When she started at UC Davis, Annette Hoff hoped to eventually land a veterinary job. But that was before making friends with some of the school’s viticulture students.
“They were having way more fun than I was,” she says. “It dawned on me wine was a possibility for a career.”
The Cima Collina winemaker now has 25 years of experience, beginning in Sonoma and Napa. She moved to Monterey County in 1998 and started her label six years later. Recently, Hoff opened a tasting room at her Marina winery (3344 Paul Davis Drive) – one that’s different than most, outfitted with community tables and couches.
Weekly: What is it about wine that keeps you interested?
Hoff: I feel privileged to witness the transformation of grape juice into wine. It’s a miraculous process.
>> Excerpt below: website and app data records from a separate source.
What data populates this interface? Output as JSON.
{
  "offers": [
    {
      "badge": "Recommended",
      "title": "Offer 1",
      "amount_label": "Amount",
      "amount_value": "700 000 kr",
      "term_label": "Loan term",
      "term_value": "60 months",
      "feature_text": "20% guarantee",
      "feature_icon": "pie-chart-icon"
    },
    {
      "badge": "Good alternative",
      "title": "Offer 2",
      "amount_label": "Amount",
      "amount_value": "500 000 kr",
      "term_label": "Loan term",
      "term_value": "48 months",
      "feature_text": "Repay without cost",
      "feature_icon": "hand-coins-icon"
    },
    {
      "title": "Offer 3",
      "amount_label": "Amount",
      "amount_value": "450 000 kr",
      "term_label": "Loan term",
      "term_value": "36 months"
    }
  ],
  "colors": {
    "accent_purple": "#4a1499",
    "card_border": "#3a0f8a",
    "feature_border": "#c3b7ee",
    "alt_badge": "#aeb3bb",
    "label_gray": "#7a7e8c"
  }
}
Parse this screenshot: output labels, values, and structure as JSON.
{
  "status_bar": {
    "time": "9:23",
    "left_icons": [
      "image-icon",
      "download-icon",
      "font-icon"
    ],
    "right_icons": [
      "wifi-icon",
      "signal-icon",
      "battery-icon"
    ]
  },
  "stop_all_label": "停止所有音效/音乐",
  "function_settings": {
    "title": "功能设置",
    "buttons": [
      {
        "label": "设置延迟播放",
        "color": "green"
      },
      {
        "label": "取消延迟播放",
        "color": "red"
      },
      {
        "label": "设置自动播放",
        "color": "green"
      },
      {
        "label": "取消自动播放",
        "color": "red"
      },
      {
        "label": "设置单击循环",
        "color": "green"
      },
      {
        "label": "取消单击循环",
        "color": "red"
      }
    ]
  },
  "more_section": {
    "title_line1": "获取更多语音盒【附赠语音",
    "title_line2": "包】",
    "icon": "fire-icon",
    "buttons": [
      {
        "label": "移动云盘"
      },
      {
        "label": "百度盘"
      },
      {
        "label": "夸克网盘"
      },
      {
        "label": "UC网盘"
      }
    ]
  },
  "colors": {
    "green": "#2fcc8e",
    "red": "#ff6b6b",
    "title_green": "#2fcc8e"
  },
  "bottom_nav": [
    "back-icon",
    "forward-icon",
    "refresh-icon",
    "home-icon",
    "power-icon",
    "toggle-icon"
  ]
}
Grape juice is sticky, cloudy and kinda gross. You witness the acids and other components transform into a clear wine, almost as if a gem has been revealed.
People think of winemaking as glamorous. It’s the opposite. It’s dirty, it’s rough, it’s frustrating at times. I don’t sit around drinking wine and carousing with friends. We’re cleaning barrels, cleaning drains. There’s a lot of cleaning involved. But it’s balanced by passion. That’s what makes it great.
When you start out, are you worried about making mistakes?
Of course. It’s scary as heck. It’s a risky business. But that’s part of it – learning from mistakes.
What do you do when not making wine?
I’m an apprentice falconer. I have a red tailed hawk. That’s been a big adventure. I’ve always been interested in birds and I’m learning so much. My goal is to influence bird management at small vineyards. Falconry has been a fantastic way to manage birds. They don’t want to be around.